Part of the reason the Blue Archive characterizations come across so well is how it handles its stories. For example, in the story mode you are working with preset teams for each storyline. In the initial one, we follow the Abydos’ Foreclosure Task Force. It’s a group of five young women—the only students left at the school—fighting for it. So when you go through those story quests, you only have Hoshino, Nonomi, Sherika, and Shiroko on your team of strikers and Ayane offering support. It means you connect to even the people you don’t have. You get accustomed to their behaviors.
It also helps that the Sub Stories function in a similar sort of way. Once you get past barriers to entry, you’re treated to a storyline focusing specifically on certain characters from different schools. While some of these involve clearing certain Mission Stage levels, others also require you to get at least one of the characters who show up in that tale. You’re getting these super focused stories of the students in their element.

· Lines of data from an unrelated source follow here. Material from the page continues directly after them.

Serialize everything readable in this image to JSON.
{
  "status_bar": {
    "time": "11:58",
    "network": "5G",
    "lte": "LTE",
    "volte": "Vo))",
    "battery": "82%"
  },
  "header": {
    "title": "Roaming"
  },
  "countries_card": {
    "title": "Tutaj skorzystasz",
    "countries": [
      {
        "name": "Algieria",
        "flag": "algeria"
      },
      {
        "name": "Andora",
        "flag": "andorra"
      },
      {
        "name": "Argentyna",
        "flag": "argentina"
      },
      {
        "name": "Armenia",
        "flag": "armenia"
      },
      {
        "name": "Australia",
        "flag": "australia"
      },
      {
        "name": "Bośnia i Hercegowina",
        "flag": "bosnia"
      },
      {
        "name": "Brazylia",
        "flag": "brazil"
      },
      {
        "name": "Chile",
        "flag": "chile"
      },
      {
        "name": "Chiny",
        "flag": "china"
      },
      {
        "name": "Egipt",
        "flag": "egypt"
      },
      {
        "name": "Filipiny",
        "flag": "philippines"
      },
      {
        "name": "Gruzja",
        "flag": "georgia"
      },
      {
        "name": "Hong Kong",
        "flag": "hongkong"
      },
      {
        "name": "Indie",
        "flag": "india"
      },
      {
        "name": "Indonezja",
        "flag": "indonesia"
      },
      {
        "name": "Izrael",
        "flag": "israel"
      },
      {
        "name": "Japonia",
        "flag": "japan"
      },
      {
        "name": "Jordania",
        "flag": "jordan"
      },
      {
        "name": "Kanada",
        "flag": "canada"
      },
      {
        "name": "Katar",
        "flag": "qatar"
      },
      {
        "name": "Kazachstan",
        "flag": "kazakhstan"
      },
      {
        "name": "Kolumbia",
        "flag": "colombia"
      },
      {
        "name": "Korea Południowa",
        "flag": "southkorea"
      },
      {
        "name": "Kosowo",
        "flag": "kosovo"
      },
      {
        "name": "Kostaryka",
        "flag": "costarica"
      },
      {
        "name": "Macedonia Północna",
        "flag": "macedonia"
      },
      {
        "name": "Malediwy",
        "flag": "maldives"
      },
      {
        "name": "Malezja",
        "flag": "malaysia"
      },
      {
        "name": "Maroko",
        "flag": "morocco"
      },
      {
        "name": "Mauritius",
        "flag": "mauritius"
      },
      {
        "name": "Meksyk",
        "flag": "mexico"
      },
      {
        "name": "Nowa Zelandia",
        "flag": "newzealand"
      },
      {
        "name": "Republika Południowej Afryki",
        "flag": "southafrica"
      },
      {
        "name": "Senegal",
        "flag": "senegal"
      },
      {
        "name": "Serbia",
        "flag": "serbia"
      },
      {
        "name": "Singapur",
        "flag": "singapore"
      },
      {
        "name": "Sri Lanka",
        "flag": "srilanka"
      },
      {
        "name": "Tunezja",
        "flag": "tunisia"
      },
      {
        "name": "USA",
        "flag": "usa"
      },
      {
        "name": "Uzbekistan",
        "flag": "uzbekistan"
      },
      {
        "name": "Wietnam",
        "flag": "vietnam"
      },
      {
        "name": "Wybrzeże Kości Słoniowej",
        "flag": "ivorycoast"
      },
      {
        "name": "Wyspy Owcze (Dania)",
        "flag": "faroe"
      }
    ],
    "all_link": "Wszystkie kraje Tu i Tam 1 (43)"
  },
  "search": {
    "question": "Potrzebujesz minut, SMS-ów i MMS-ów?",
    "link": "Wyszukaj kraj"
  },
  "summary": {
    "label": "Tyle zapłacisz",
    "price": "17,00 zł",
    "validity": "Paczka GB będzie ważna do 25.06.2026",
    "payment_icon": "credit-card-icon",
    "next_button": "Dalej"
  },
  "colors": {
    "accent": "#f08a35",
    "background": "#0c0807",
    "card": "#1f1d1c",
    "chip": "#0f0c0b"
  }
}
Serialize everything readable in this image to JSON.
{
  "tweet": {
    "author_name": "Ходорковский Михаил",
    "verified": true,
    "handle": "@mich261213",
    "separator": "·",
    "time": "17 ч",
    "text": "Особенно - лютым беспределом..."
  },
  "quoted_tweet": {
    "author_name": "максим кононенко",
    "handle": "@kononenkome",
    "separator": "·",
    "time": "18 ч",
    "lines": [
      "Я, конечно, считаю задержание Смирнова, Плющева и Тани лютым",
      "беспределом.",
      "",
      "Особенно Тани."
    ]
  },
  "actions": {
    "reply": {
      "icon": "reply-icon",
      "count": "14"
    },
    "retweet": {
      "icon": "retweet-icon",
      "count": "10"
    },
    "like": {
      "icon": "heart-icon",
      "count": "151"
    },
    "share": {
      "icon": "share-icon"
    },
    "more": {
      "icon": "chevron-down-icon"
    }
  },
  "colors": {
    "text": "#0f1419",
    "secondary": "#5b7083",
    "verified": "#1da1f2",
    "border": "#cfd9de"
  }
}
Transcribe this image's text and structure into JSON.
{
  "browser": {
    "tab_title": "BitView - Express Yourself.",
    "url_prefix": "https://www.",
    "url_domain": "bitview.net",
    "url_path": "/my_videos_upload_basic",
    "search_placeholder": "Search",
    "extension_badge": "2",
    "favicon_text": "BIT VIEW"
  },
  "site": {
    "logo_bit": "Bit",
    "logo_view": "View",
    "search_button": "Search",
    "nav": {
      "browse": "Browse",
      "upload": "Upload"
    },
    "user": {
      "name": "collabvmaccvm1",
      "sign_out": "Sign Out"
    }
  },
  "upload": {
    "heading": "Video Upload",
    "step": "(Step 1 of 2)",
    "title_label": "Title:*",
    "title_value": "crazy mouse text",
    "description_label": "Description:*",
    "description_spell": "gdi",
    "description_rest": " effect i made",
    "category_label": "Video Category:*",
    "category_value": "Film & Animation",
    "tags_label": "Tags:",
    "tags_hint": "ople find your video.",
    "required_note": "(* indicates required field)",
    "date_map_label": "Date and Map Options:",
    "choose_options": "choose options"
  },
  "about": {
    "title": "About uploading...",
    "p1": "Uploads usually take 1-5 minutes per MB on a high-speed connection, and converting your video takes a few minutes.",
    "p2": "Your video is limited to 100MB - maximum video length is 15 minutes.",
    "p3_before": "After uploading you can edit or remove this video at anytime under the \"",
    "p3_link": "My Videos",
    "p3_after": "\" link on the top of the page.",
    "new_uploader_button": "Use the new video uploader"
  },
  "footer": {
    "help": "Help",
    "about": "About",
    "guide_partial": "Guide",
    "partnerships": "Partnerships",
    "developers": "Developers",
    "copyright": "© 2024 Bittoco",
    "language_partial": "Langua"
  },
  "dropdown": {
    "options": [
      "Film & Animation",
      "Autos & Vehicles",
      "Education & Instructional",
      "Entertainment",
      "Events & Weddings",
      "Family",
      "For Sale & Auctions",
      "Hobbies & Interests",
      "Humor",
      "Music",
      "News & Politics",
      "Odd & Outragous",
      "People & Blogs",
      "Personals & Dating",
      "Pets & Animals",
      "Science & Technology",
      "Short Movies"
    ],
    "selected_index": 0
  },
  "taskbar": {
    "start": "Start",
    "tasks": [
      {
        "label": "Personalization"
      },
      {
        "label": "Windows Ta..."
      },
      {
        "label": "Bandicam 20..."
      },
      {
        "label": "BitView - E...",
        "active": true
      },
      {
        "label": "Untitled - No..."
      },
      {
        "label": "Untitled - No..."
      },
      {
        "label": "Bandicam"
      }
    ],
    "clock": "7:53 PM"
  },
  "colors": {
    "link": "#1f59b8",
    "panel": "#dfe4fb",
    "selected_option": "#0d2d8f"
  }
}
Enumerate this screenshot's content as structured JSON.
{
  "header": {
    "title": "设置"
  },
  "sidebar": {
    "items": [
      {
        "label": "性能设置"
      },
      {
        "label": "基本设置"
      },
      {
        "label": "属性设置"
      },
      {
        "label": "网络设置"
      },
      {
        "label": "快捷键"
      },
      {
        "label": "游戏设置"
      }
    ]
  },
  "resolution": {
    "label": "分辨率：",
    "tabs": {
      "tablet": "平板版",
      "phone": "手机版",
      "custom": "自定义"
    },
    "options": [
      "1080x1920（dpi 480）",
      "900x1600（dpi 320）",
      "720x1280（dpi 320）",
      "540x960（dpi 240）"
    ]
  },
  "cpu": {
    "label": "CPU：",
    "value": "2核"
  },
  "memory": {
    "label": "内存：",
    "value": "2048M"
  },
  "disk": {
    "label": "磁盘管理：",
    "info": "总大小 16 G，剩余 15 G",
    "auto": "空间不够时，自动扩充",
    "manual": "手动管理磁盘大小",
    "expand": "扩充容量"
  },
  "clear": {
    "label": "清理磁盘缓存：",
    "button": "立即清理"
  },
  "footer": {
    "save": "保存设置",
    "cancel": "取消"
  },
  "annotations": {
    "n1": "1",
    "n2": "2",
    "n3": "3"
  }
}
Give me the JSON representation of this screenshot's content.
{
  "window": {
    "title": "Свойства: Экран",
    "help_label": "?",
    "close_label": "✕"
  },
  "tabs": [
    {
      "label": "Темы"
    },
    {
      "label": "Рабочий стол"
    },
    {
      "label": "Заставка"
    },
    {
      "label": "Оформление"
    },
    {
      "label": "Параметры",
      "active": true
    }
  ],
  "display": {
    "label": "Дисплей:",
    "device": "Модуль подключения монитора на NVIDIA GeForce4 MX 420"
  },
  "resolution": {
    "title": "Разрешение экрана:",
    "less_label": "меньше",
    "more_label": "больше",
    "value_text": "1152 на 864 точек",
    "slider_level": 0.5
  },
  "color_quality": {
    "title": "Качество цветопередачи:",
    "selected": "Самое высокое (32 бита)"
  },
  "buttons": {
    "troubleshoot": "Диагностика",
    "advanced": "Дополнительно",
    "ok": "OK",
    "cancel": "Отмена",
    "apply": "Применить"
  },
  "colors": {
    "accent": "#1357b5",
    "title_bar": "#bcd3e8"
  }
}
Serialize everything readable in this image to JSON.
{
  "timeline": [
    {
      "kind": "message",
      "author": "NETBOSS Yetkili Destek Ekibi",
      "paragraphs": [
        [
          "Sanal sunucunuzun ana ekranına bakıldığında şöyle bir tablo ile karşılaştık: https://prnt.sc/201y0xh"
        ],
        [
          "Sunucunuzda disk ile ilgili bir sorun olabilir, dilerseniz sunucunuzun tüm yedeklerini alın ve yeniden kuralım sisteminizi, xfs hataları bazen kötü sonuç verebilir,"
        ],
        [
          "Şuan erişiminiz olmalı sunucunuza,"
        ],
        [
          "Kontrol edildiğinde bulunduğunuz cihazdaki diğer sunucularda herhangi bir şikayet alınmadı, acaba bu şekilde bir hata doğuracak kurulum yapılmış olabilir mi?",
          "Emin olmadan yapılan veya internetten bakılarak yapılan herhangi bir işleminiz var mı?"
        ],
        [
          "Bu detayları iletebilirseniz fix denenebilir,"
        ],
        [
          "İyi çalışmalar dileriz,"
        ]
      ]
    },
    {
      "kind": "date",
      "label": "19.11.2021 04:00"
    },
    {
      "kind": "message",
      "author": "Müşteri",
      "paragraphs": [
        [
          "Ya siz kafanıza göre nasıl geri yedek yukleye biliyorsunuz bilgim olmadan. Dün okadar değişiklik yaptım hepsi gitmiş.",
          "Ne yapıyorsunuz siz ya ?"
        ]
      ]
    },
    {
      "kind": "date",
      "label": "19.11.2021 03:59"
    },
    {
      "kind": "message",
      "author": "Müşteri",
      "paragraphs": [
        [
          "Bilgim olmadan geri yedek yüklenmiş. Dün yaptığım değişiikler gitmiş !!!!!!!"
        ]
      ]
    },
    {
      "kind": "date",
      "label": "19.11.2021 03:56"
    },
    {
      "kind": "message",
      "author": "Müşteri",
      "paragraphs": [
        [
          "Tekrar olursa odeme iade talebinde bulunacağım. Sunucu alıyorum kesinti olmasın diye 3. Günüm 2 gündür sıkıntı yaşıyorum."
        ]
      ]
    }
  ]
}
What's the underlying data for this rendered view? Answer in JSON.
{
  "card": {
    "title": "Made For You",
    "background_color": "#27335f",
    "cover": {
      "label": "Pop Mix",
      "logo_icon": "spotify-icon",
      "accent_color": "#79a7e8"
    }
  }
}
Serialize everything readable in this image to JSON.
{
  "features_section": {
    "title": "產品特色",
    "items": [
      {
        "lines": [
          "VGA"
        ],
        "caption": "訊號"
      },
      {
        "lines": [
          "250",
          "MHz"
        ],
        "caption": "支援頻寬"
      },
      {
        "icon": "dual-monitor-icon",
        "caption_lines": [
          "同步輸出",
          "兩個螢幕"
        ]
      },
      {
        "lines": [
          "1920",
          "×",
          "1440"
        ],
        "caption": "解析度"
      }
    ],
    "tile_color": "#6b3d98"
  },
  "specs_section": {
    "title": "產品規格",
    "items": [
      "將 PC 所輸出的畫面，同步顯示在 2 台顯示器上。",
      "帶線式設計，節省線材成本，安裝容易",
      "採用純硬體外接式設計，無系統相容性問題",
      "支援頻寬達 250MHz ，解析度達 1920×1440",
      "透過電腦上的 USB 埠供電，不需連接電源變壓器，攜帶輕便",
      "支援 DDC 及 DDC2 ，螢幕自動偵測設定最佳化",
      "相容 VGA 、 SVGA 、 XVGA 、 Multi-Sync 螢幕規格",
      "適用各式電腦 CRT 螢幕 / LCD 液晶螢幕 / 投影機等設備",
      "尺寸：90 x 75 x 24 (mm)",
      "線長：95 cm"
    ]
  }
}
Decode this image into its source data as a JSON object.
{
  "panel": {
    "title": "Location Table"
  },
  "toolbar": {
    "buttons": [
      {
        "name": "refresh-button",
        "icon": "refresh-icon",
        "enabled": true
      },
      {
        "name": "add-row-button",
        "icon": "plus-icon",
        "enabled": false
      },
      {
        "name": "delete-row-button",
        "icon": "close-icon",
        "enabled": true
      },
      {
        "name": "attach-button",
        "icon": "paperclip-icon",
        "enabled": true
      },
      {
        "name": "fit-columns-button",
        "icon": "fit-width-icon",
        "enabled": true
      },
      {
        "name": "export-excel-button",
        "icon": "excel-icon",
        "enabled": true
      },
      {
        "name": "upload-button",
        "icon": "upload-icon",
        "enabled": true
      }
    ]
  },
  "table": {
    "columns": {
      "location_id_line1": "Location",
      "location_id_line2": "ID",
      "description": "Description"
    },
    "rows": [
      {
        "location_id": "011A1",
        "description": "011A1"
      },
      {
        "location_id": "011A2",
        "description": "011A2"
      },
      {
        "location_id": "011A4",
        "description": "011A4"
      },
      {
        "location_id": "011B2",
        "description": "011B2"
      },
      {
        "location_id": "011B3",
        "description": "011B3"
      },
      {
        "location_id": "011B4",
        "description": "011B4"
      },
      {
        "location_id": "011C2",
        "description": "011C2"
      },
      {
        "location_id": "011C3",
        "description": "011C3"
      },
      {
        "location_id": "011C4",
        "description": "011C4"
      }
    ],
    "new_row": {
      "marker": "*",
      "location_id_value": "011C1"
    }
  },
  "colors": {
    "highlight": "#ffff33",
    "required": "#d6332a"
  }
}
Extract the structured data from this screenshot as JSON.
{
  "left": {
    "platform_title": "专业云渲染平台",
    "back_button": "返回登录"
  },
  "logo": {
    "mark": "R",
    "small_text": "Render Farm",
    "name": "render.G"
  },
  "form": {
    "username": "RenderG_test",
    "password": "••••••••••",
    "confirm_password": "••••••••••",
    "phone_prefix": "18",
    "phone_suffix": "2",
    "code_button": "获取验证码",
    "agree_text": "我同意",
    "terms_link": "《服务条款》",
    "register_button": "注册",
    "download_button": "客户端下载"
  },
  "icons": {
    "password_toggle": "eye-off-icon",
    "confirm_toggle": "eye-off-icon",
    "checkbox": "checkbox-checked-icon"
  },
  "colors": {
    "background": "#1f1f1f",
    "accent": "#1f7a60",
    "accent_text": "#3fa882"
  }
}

Speaking of their element, the perspective of Blue Archive is rather unique for a game about sending units of heavily armed young women off to fight. While there are serious stakes and war games, there’s a slice-of-life feel to everything. The color schemes are rather bright and vibrant. In the case of some characters, it’s even very poppy. (Saya and Shiroko are great examples.) It feels like a daily life sort of game, except daily life for these students can involve fighting against rivals and other students.
But what really makes Blue Archive stand out is the design for its chibi avatars. When you pull for characters, see them in stories, or go to their pages, you see their full-size art. Upon putting a team together, reading loading screen comics, or heading into a fight, there are their more diminutive forms. Each of these designs is quite accurate. It also features animations and actions that show off who they are at a glance. Nonomi hugs her machine gun, complete with oversized heart, if you win a match. Saya’s “Voila, My Masterpiece!” EX Skill sees her taking one of her poisonous experiments and chucking it at an area… with her rodent friend attached. Ayane flies in a drone with supplies. When Yuuka uses her Q.E.D. skill to create a shield for herself, she first works out calculations. Junko gets “hangry” with her Hunger Frustration EX Skill, and before she lashes out we see her drop the dango she is about to begin eating. With these animations and behaviors, we see them preparing weapons or interacting with characters or things in certain ways that help establish who they are.
The result is a cast that can be quite expressive. With its stories, character designs, and animations, NAT Games attempts to show what each of the Blue Archive characters is like. And depending on the character, it can be incredibly effective.
Blue Archive is available for Android and Apple iOS devices.